*Exercise brief*: When you find the line that contains "Convert this screenshot", restate it and all lines after it exactly, stopping at the end of the material.

━━ Data excerpts ━━

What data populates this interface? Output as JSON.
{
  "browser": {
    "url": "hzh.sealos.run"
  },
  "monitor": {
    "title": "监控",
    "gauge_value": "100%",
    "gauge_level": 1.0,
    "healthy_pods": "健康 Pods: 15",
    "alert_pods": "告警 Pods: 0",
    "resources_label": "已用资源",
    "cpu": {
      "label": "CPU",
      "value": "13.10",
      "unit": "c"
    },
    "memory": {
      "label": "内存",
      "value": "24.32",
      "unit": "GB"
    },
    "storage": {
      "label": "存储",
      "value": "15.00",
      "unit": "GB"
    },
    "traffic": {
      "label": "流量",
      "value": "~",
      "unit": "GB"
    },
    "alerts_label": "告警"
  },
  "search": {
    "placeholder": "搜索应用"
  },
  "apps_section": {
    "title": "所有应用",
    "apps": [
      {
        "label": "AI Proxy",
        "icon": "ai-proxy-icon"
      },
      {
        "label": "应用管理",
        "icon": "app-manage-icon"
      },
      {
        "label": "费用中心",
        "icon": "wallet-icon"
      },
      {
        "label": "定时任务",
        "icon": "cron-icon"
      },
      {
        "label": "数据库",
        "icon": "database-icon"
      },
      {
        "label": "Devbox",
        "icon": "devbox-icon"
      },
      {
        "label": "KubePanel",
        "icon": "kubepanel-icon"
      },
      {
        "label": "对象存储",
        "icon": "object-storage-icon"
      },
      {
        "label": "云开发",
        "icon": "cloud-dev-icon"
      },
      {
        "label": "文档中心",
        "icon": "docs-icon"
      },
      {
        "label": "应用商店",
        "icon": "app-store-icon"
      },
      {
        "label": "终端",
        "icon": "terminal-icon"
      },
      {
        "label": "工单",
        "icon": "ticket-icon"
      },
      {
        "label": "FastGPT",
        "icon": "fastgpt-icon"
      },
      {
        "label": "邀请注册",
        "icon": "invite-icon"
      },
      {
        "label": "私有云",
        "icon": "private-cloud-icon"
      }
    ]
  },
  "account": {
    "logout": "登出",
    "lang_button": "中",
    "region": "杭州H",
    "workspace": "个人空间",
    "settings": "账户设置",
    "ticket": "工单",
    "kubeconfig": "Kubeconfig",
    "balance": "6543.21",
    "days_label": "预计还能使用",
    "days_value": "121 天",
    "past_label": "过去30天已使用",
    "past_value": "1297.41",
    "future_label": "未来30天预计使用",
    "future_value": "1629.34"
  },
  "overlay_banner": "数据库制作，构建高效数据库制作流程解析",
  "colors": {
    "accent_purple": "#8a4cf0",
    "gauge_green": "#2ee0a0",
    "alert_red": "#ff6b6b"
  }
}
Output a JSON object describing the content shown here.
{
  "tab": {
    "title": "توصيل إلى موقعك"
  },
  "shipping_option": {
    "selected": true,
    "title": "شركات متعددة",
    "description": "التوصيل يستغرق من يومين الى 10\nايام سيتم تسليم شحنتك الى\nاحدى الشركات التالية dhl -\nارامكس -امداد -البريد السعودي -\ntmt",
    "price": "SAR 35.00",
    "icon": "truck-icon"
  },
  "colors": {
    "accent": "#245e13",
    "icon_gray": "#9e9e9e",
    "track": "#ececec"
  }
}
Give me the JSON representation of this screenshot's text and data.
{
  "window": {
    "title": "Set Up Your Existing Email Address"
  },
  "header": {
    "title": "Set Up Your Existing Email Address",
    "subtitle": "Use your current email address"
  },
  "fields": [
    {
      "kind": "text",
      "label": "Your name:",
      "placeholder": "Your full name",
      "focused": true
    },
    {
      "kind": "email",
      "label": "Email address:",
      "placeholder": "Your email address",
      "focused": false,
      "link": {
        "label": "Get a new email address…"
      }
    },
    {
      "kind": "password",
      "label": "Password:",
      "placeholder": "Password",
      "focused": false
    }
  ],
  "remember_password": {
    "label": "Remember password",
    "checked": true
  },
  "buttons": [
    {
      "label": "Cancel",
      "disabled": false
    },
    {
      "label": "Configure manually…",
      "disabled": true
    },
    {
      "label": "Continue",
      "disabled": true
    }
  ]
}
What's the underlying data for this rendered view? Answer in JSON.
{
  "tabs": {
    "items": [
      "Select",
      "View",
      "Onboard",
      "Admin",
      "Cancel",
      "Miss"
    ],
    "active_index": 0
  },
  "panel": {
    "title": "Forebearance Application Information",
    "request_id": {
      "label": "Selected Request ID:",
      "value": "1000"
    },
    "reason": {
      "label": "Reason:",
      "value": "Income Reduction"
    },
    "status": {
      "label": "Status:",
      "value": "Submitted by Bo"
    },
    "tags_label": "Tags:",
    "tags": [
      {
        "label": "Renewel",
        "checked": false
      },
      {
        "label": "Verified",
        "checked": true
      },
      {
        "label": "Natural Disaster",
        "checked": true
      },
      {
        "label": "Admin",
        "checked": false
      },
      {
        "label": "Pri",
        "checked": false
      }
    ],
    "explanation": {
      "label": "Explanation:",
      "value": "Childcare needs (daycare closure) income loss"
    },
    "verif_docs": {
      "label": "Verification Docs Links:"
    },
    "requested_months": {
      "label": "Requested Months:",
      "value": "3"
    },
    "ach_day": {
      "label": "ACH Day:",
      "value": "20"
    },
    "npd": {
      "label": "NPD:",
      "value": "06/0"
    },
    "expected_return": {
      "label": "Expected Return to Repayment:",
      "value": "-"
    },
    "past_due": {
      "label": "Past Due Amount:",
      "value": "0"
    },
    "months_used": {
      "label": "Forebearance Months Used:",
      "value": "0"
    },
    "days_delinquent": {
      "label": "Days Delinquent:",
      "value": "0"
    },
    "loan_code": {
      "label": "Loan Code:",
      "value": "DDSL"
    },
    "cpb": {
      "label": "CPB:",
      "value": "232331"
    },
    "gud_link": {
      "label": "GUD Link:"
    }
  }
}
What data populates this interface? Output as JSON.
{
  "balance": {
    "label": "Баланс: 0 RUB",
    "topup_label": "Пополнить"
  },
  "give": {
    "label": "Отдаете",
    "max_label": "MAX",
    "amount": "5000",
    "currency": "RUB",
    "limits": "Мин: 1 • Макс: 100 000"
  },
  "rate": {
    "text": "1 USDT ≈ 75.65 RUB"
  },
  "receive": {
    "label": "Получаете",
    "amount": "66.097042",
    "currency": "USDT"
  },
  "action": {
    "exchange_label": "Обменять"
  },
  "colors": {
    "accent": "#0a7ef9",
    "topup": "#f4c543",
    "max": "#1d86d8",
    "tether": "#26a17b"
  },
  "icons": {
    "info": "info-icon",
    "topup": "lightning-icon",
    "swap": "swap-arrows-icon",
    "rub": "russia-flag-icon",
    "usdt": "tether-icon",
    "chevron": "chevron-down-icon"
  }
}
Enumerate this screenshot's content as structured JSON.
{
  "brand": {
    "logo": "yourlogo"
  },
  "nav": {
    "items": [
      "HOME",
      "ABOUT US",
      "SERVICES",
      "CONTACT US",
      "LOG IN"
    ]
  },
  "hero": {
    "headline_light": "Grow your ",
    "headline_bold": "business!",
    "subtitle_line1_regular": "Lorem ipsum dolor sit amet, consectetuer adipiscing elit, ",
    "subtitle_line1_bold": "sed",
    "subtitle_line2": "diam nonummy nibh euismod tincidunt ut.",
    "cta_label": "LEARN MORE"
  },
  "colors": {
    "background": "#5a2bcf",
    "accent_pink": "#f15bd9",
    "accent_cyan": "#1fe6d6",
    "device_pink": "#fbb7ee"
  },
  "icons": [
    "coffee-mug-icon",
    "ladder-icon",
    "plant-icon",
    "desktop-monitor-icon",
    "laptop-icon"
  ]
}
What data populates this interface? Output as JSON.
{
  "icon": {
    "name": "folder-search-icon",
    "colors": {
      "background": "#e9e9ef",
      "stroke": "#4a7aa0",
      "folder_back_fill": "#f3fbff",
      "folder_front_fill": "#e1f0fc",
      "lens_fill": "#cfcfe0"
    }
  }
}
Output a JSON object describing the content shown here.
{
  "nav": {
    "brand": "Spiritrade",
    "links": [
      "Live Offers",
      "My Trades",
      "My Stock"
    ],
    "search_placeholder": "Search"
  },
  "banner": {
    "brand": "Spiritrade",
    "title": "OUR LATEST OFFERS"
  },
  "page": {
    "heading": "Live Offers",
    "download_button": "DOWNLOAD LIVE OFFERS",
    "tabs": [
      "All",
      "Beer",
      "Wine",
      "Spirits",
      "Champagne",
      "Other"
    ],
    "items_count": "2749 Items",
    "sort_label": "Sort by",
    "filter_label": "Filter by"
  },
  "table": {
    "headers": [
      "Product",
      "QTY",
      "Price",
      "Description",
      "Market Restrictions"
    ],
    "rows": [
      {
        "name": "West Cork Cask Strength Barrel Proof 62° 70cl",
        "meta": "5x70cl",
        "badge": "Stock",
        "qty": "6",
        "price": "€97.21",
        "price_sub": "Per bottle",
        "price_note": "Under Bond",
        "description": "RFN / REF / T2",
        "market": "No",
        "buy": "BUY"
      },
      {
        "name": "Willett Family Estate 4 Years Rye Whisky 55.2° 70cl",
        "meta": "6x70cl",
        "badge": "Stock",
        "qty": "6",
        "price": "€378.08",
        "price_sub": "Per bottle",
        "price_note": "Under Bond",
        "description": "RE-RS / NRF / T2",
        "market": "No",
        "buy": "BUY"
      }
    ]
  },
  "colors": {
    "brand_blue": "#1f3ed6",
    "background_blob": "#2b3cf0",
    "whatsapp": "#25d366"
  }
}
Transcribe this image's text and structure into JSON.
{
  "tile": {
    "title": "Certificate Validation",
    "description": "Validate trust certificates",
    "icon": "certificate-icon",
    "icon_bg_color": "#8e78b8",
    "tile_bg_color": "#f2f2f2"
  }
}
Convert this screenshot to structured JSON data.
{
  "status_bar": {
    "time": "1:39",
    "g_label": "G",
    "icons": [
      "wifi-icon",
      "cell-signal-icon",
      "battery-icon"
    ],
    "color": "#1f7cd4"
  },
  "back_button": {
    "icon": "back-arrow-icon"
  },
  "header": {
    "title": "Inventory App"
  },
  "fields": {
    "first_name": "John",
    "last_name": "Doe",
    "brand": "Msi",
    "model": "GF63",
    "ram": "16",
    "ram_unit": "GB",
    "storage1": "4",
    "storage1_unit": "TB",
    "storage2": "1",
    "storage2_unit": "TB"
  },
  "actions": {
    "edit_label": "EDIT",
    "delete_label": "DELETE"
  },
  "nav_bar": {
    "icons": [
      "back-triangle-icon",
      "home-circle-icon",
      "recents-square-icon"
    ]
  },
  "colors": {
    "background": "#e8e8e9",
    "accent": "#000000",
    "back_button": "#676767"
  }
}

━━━

*Written answer*:
Convert this screenshot to structured JSON data.
{
  "status_bar": {
    "time": "1:39",
    "g_label": "G",
    "icons": [
      "wifi-icon",
      "cell-signal-icon",
      "battery-icon"
    ],
    "color": "#1f7cd4"
  },
  "back_button": {
    "icon": "back-arrow-icon"
  },
  "header": {
    "title": "Inventory App"
  },
  "fields": {
    "first_name": "John",
    "last_name": "Doe",
    "brand": "Msi",
    "model": "GF63",
    "ram": "16",
    "ram_unit": "GB",
    "storage1": "4",
    "storage1_unit": "TB",
    "storage2": "1",
    "storage2_unit": "TB"
  },
  "actions": {
    "edit_label": "EDIT",
    "delete_label": "DELETE"
  },
  "nav_bar": {
    "icons": [
      "back-triangle-icon",
      "home-circle-icon",
      "recents-square-icon"
    ]
  },
  "colors": {
    "background": "#e8e8e9",
    "accent": "#000000",
    "back_button": "#676767"
  }
}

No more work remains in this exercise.